REQUIRED ACTION: Return all lines from the listing below in which "number" appears.

RECORDS FOR PROCESSING:
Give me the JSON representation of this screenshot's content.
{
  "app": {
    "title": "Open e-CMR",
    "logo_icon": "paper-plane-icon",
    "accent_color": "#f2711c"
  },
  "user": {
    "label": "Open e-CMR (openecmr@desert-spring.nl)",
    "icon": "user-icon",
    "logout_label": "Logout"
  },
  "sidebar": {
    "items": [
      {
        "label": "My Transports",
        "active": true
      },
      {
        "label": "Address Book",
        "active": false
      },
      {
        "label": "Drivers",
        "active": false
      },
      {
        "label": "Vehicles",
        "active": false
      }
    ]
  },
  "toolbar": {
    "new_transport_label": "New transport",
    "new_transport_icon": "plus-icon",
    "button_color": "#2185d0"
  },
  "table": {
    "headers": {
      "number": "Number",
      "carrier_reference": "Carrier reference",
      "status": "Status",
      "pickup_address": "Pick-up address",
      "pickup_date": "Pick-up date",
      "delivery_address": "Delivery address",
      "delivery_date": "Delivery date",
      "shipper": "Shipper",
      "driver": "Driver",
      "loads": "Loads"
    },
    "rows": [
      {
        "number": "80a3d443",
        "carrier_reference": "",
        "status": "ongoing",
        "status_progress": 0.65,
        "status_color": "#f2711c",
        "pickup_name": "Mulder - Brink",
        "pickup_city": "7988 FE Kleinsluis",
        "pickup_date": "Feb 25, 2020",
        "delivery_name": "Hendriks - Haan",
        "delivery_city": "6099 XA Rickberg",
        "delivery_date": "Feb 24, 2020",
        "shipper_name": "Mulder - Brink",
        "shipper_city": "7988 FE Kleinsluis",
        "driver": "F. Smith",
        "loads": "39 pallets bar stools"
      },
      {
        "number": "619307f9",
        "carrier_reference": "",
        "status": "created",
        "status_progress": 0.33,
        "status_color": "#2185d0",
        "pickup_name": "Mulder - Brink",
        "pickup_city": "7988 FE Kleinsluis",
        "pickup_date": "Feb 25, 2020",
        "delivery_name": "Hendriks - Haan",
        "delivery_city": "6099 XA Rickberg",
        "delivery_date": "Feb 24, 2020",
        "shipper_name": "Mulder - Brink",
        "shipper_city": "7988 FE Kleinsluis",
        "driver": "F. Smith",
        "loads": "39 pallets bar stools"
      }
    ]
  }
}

ANSWER BELOW:
      "number": "Number",
        "number": "80a3d443",
        "number": "619307f9",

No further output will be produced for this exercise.